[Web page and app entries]
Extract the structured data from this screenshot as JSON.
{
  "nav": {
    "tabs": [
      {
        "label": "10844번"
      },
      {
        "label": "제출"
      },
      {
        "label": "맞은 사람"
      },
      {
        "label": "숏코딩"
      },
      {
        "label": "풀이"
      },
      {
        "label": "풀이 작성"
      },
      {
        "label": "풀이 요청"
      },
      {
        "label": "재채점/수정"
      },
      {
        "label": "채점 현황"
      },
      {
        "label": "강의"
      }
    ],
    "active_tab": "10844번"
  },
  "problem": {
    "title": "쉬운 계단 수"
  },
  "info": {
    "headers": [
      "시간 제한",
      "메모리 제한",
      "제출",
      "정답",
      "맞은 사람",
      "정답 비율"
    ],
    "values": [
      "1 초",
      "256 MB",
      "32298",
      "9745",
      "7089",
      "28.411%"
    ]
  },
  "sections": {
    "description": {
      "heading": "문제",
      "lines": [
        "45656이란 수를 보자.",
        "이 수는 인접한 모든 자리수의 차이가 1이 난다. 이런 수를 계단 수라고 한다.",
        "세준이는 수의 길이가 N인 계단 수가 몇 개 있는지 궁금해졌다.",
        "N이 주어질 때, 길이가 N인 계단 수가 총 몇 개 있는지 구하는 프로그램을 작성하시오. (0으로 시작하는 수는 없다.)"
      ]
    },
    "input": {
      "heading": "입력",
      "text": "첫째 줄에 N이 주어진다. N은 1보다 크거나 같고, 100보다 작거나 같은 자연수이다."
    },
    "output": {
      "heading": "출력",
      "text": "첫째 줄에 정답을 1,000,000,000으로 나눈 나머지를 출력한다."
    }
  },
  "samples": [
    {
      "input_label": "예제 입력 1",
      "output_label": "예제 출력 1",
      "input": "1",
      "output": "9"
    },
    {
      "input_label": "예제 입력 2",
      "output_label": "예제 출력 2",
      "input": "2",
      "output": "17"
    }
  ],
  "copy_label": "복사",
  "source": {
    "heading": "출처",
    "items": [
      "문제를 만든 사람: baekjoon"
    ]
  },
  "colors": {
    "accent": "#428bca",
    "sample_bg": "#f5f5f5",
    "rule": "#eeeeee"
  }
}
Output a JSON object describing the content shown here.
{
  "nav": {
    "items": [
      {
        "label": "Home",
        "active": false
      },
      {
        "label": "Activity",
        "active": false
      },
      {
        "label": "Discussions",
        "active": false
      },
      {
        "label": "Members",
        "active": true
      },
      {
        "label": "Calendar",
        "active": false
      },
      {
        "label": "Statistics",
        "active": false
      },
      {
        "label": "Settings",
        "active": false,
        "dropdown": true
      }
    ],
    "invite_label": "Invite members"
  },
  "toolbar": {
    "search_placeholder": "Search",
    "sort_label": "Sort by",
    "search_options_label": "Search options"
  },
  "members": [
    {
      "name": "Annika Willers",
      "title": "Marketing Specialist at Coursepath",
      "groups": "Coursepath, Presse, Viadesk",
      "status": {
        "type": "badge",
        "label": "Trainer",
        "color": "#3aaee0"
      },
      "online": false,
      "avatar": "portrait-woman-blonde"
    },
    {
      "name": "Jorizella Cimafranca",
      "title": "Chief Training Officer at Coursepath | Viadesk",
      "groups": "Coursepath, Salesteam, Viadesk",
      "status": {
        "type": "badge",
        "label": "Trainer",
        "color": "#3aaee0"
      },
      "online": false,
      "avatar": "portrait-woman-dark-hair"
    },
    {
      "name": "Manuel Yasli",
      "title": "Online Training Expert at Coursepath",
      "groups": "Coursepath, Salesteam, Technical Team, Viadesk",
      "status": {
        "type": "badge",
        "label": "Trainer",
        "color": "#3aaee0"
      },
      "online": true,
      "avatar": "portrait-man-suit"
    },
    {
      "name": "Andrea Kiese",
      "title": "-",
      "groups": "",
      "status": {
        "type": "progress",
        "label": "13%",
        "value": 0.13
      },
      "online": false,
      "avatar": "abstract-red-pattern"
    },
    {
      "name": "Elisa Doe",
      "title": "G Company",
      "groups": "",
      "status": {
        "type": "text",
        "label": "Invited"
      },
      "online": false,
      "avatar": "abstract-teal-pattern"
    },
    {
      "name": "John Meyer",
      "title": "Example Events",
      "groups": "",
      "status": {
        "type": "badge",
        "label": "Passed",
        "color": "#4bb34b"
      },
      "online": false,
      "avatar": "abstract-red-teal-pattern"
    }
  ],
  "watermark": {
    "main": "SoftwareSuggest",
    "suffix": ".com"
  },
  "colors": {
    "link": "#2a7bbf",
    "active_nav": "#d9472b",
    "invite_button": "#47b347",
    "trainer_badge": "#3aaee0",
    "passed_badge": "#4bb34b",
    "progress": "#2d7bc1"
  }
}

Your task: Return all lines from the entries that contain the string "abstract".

Task answer:
      "avatar": "abstract-red-pattern"
      "avatar": "abstract-teal-pattern"
      "avatar": "abstract-red-teal-pattern"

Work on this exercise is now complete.